## WORK TO COMPLETE
Look through the data below. Pick out the lines holding the string "Code".
>>>
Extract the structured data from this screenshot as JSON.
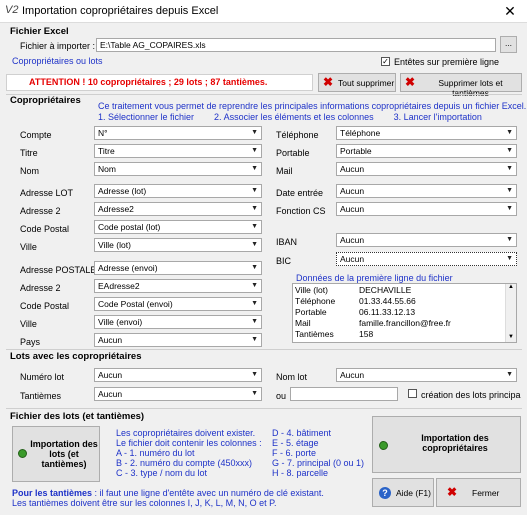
{
  "window": {
    "title": "Importation copropriétaires depuis Excel",
    "app_icon": "V2",
    "close_icon": "close-icon"
  },
  "fichier_excel": {
    "title": "Fichier Excel",
    "file_label": "Fichier à importer :",
    "file_value": "E:\\Table AG_COPAIRES.xls",
    "browse_label": "...",
    "subtitle": "Copropriétaires ou lots",
    "header_checkbox_label": "Entêtes sur première ligne",
    "header_checked": true
  },
  "warning": "ATTENTION ! 10 copropriétaires ; 29 lots ; 87 tantièmes.",
  "buttons": {
    "delete_all": "Tout supprimer",
    "delete_lots": "Supprimer lots et tantièmes",
    "import_lots": "Importation des lots (et tantièmes)",
    "import_owners": "Importation des copropriétaires",
    "help": "Aide (F1)",
    "close": "Fermer"
  },
  "coproprietaires": {
    "title": "Copropriétaires",
    "info": "Ce traitement vous permet de reprendre les principales informations copropriétaires depuis un fichier Excel.",
    "steps": "1. Sélectionner le fichier        2. Associer les éléments et les colonnes        3. Lancer l'importation",
    "left_fields": [
      {
        "label": "Compte",
        "value": "N°"
      },
      {
        "label": "Titre",
        "value": "Titre"
      },
      {
        "label": "Nom",
        "value": "Nom"
      },
      {
        "label": "Adresse LOT",
        "value": "Adresse (lot)"
      },
      {
        "label": "Adresse 2",
        "value": "Adresse2"
      },
      {
        "label": "Code Postal",
        "value": "Code postal (lot)"
      },
      {
        "label": "Ville",
        "value": "Ville (lot)"
      },
      {
        "label": "Adresse POSTALE",
        "value": "Adresse (envoi)"
      },
      {
        "label": "Adresse 2",
        "value": "EAdresse2"
      },
      {
        "label": "Code Postal",
        "value": "Code Postal (envoi)"
      },
      {
        "label": "Ville",
        "value": "Ville (envoi)"
      },
      {
        "label": "Pays",
        "value": "Aucun"
      }
    ],
    "right_fields": [
      {
        "label": "Téléphone",
        "value": "Téléphone"
      },
      {
        "label": "Portable",
        "value": "Portable"
      },
      {
        "label": "Mail",
        "value": "Aucun"
      },
      {
        "label": "Date entrée",
        "value": "Aucun"
      },
      {
        "label": "Fonction CS",
        "value": "Aucun"
      },
      {
        "label": "IBAN",
        "value": "Aucun"
      },
      {
        "label": "BIC",
        "value": "Aucun"
      }
    ],
    "first_line_title": "Données de la première ligne du fichier",
    "first_line_rows": [
      {
        "key": "Ville (lot)",
        "value": "DECHAVILLE"
      },
      {
        "key": "Téléphone",
        "value": "01.33.44.55.66"
      },
      {
        "key": "Portable",
        "value": "06.11.33.12.13"
      },
      {
        "key": "Mail",
        "value": "famille.francillon@free.fr"
      },
      {
        "key": "Tantièmes",
        "value": "158"
      }
    ]
  },
  "lots": {
    "title": "Lots avec les copropriétaires",
    "numero_label": "Numéro lot",
    "numero_value": "Aucun",
    "tantiemes_label": "Tantièmes",
    "tantiemes_value": "Aucun",
    "nom_label": "Nom lot",
    "nom_value": "Aucun",
    "ou_label": "ou",
    "creation_label": "création des lots principa"
  },
  "fichier_lots": {
    "title": "Fichier des lots (et tantièmes)",
    "left_lines": [
      "Les copropriétaires doivent exister.",
      "Le fichier doit contenir les colonnes :",
      "A - 1. numéro du lot",
      "B - 2. numéro du compte (450xxx)",
      "C - 3. type / nom du lot"
    ],
    "right_lines": [
      "D - 4. bâtiment",
      "E - 5. étage",
      "F - 6. porte",
      "G - 7. principal (0 ou 1)",
      "H - 8. parcelle"
    ],
    "tantiemes_bold": "Pour les tantièmes",
    "tantiemes_note": " : il faut une ligne d'entête avec un numéro de clé existant.",
    "tantiemes_note2": "Les tantièmes doivent être sur les colonnes I, J, K, L, M, N, O et P."
  }
}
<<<
## THE COMPLETED TASK
        "label": "Code Postal",
        "value": "Code postal (lot)"
        "label": "Code Postal",
        "value": "Code Postal (envoi)"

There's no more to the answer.